Yodelling is the sound of summer in the Alpstein. Herdsmen are often heard before they are seen, if you will pardon the pun. Naturjodel began as a rustic form of signalling across the mountains and has since evolved into an art form. Men and women perform a capella or to the accompaniment of dulcimers, accordions and strings in a performance that often culminates in Talerschwingen, in which a five-franc coin is rolled inside a heavy glazed bowl. Throw in an alphorn, and you have a party.

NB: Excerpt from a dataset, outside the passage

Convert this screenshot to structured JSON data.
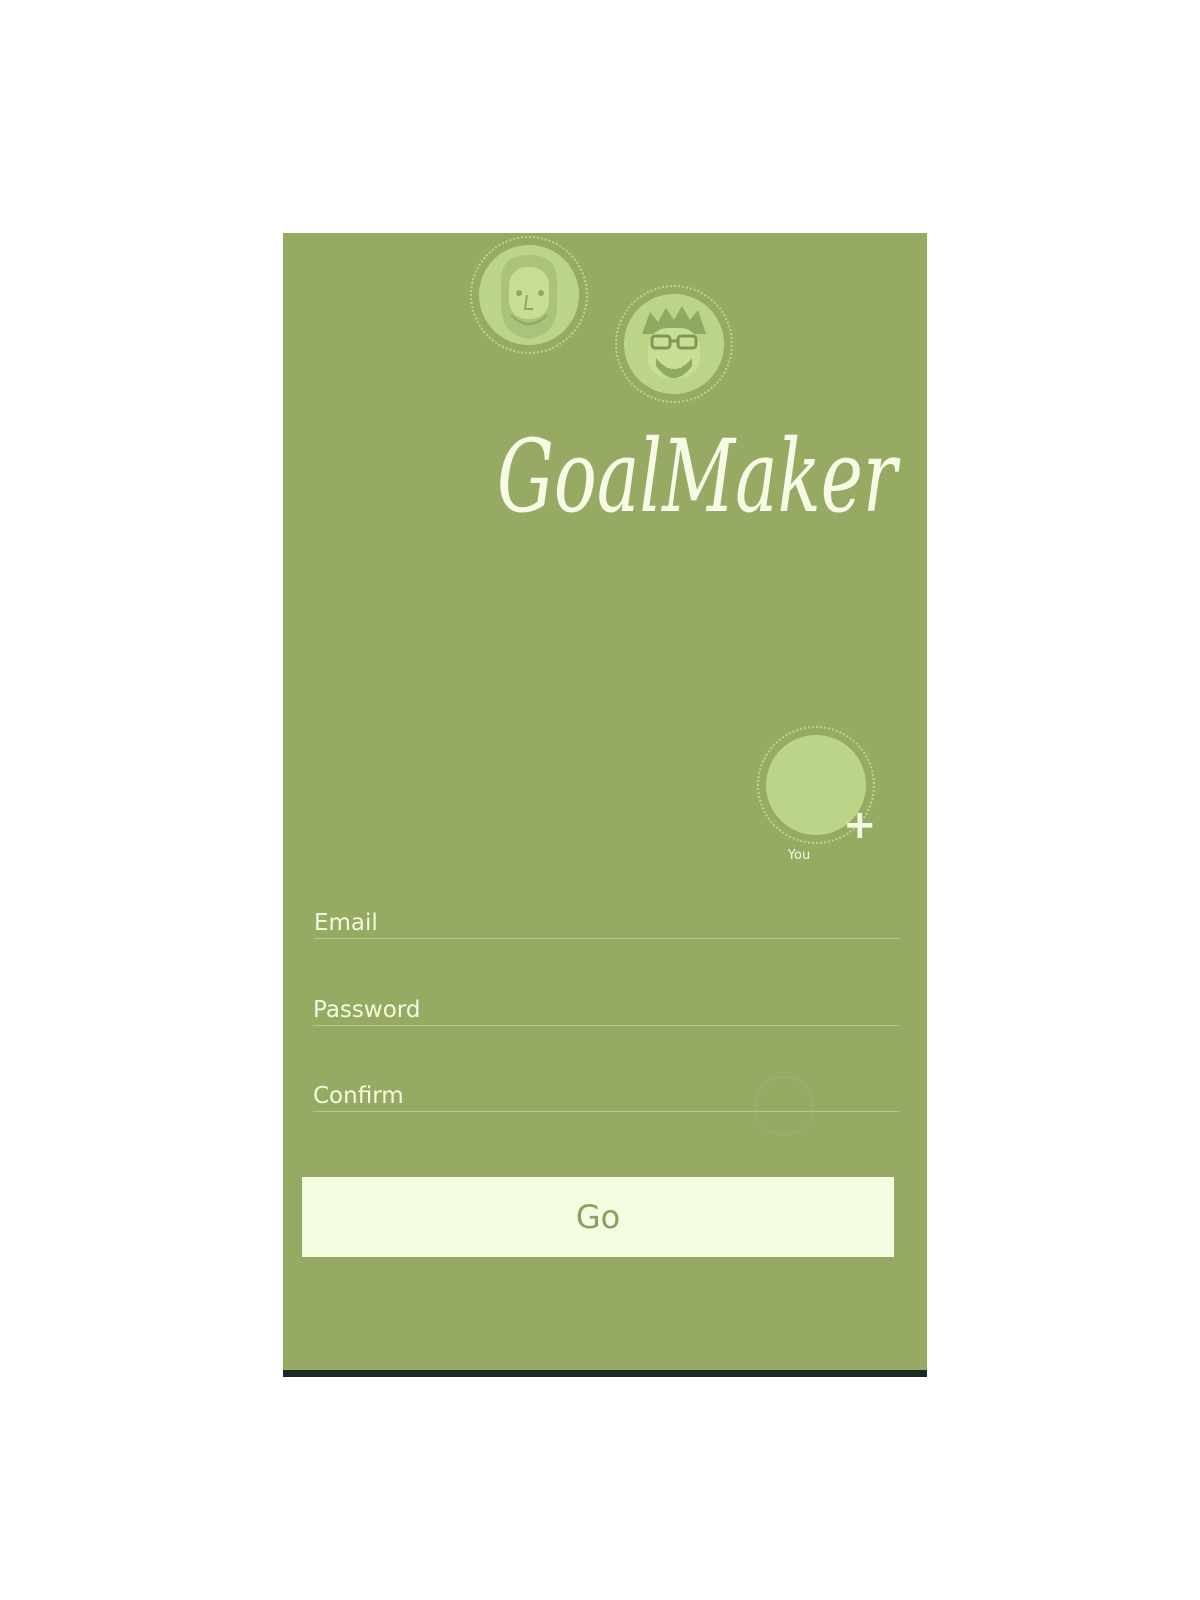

Among the most intriguing craftsmen in residence at the Appenzell Museum, which showcases a treasure of crafts, is Jakob Schass, a gentle young man in a wheelchair who makes remarkably beautiful jewellery from human hair. Disturbing as that may sound, it’s quite endearing. Locks of hair, collected from the head of a loved one, are washed before Schass braids them with gold and silver thread and tiny gemstones, conjuring up exquisite creations. Nudge him a bit and the shy artist will show you his wedding ring, which he fashioned from a lock of his wife’s hair.
What’s a Swiss trip sans cheese? In Appenzell, you can visit artisanal cheese dairies set against breathtaking alpine backdrops and clear mountain lakes, and spend time in conversation with the farmers’ families, learning about their pastoral life and rubbing noses with their cattle. Come eventide, the bearded paterfamilias walks to a cliff edge where stands a tall wooden cross and recites Betruf, an evening prayer call, in a sonorous singsong voice that echoes in the amphitheatre of hills. It’s like a scene out of Heidi.
Want to holiday as the Swiss do? The recipe is a long day of alpine hiking, followed by an innervating supper of bratwurst, Rösti and fresh apple cider, a hot shower and a restful night at a mountain inn. The berggasthaus, or mountain inn, is usually family-run and open for business during the summers. Spartan and bucolic but also cosy and comfortable, the berggasthaus complements the active lifestyle of the Swiss perfectly. It’s not uncommon to share your dorm with fellow-hikers in their 60’s. Appenzell’s mountain inns overlook some of the most stunning scenery in the Alpstein and it’s a shame to miss out on the experience.
Written By : Bijoy Venugopal